Website and app data records

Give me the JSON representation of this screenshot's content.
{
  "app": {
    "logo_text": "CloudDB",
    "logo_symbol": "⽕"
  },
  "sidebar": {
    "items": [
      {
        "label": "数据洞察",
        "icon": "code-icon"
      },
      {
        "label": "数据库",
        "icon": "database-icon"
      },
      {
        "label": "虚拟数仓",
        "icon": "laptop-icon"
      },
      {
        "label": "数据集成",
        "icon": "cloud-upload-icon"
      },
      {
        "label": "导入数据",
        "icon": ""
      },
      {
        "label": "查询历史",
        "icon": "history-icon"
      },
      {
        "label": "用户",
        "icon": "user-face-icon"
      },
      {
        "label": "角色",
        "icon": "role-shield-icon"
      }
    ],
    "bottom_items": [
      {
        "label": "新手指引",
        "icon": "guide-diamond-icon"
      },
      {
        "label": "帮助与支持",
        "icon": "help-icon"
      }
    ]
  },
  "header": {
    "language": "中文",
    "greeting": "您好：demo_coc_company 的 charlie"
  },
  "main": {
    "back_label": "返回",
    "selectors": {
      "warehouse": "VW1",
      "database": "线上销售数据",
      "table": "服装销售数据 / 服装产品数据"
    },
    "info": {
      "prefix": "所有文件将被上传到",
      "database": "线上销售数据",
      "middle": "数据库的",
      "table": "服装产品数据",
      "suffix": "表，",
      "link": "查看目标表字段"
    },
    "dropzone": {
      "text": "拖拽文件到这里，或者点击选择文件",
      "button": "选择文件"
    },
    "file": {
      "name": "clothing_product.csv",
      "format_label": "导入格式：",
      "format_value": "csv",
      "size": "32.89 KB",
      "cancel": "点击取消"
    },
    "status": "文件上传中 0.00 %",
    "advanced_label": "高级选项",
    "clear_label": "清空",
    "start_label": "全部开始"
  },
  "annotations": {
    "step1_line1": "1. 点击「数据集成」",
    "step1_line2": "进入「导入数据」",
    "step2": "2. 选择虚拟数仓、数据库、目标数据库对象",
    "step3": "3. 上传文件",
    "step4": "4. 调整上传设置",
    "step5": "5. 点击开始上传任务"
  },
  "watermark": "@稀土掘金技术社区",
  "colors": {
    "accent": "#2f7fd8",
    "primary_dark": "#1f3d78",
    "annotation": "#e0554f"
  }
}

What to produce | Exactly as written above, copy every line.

Result of the exercise |
Give me the JSON representation of this screenshot's content.
{
  "app": {
    "logo_text": "CloudDB",
    "logo_symbol": "⽕"
  },
  "sidebar": {
    "items": [
      {
        "label": "数据洞察",
        "icon": "code-icon"
      },
      {
        "label": "数据库",
        "icon": "database-icon"
      },
      {
        "label": "虚拟数仓",
        "icon": "laptop-icon"
      },
      {
        "label": "数据集成",
        "icon": "cloud-upload-icon"
      },
      {
        "label": "导入数据",
        "icon": ""
      },
      {
        "label": "查询历史",
        "icon": "history-icon"
      },
      {
        "label": "用户",
        "icon": "user-face-icon"
      },
      {
        "label": "角色",
        "icon": "role-shield-icon"
      }
    ],
    "bottom_items": [
      {
        "label": "新手指引",
        "icon": "guide-diamond-icon"
      },
      {
        "label": "帮助与支持",
        "icon": "help-icon"
      }
    ]
  },
  "header": {
    "language": "中文",
    "greeting": "您好：demo_coc_company 的 charlie"
  },
  "main": {
    "back_label": "返回",
    "selectors": {
      "warehouse": "VW1",
      "database": "线上销售数据",
      "table": "服装销售数据 / 服装产品数据"
    },
    "info": {
      "prefix": "所有文件将被上传到",
      "database": "线上销售数据",
      "middle": "数据库的",
      "table": "服装产品数据",
      "suffix": "表，",
      "link": "查看目标表字段"
    },
    "dropzone": {
      "text": "拖拽文件到这里，或者点击选择文件",
      "button": "选择文件"
    },
    "file": {
      "name": "clothing_product.csv",
      "format_label": "导入格式：",
      "format_value": "csv",
      "size": "32.89 KB",
      "cancel": "点击取消"
    },
    "status": "文件上传中 0.00 %",
    "advanced_label": "高级选项",
    "clear_label": "清空",
    "start_label": "全部开始"
  },
  "annotations": {
    "step1_line1": "1. 点击「数据集成」",
    "step1_line2": "进入「导入数据」",
    "step2": "2. 选择虚拟数仓、数据库、目标数据库对象",
    "step3": "3. 上传文件",
    "step4": "4. 调整上传设置",
    "step5": "5. 点击开始上传任务"
  },
  "watermark": "@稀土掘金技术社区",
  "colors": {
    "accent": "#2f7fd8",
    "primary_dark": "#1f3d78",
    "annotation": "#e0554f"
  }
}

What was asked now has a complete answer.